Sound is an integral part of the overall computer experience these days. It has been years ever since people have been able get sounds emanating from computers. Computers used to require soundcards, but apparently it seems like they have been replaced by onboard solutions in contemporary motherboards?
Personally, I think not. Yes, there are different grades of onboard audio solutions from the two main onboard competitors, Realtek Semiconductor and VIA Technologies. They range from really basic to what they claim as HTPC class. However, even with the HTPC class onboard chips like the ever popular ALC889/1200, they still cannot fully compete against the most simple sound card like the ASUS Xonar DS or the Auzentech X-Raider 7.1. Even the “next-generation” onboard solutions like the ALC892 and the VT1828S can't compete with the card options. They may be good for basic listening, but if you have even a cheap $70 speaker system, you would still be missing out on its full potential by sticking to onboard.
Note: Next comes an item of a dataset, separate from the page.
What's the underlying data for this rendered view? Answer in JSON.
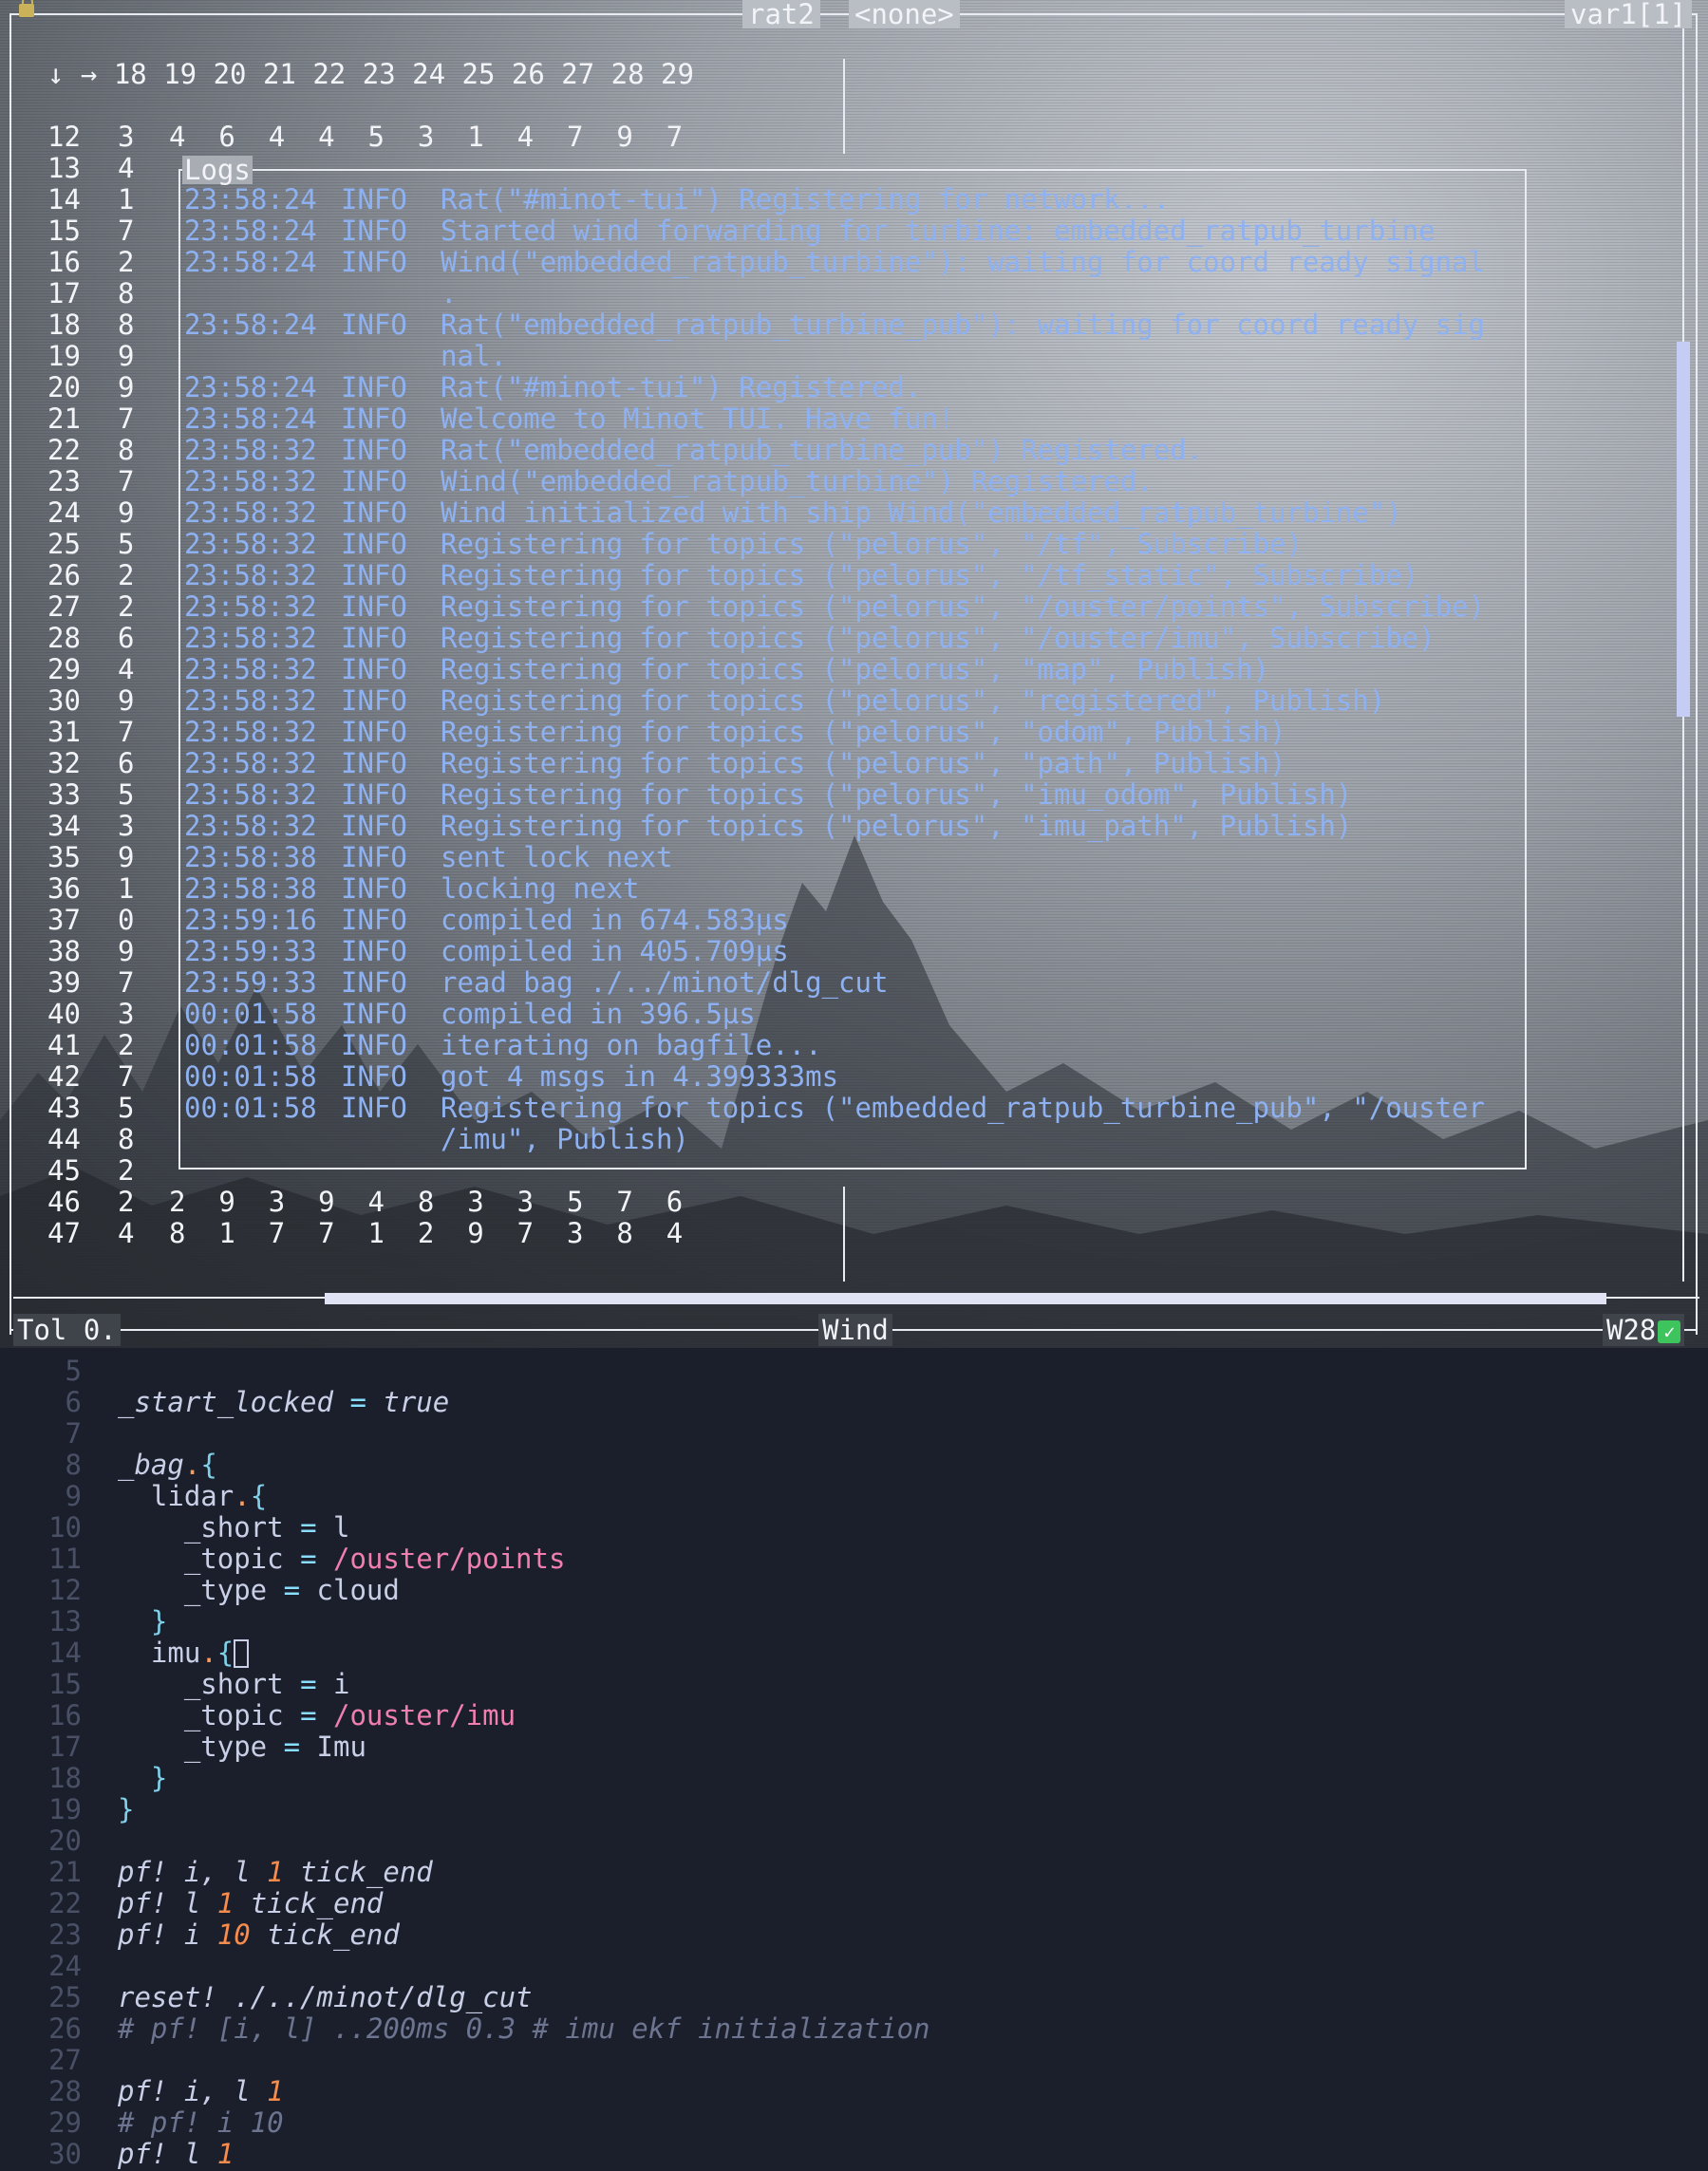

Now, you might be asking why, why on Earth should I spend at least $50 on a soundcard when my onboard sounds just fine? It all boils down to something called a Signal-to-Noise ratio (SNR). SNR is usually measured in decibels, the higher the ratio, the better the sound. Electronics, especially sound reproduction systems like soundchips and soundcards are susceptible to noise caused by electrical interference. The higher the SNR, the crisper your audio will become since it won't sound muddled due to the interference. However, SNR alone doesn't decide how crisp your sound will be outputted. Other things to consider is the chipset, Operational Amplifiers (OPAMPs), Analog-to-Digital Converter (ADC) and Digital-to-Analog Converter (DAC).
Normally, onboard solutions are an all-in-one solution where the ADC and DAC are both integrated into a single chip. The ADC and DAC usually found inside the onboard audio chips also are considered low grade due to manufacturers want to provide a low-cost solution. Additionally, onboard solutions tend to use utilize CPU cycles in order to produce sound whereas soundchips may be able to offload these sound processing. Some chips are even able to fully hardware accelerate every aspect of signal reproduction including 3D sound.
Although modern sound cards are no longer a necessity as they once were, anyone who spends a bulk of their music listening experience on the computers should do themselves a favour and get themselves a soundcard. Something like the ASUS Xonar D1, Auzentech X-Plosion, Creative SoundBlaster X-Fi Titanium or the HT Omega Striker 7.1 are excellent solutions for the gamer and the HTPC builder.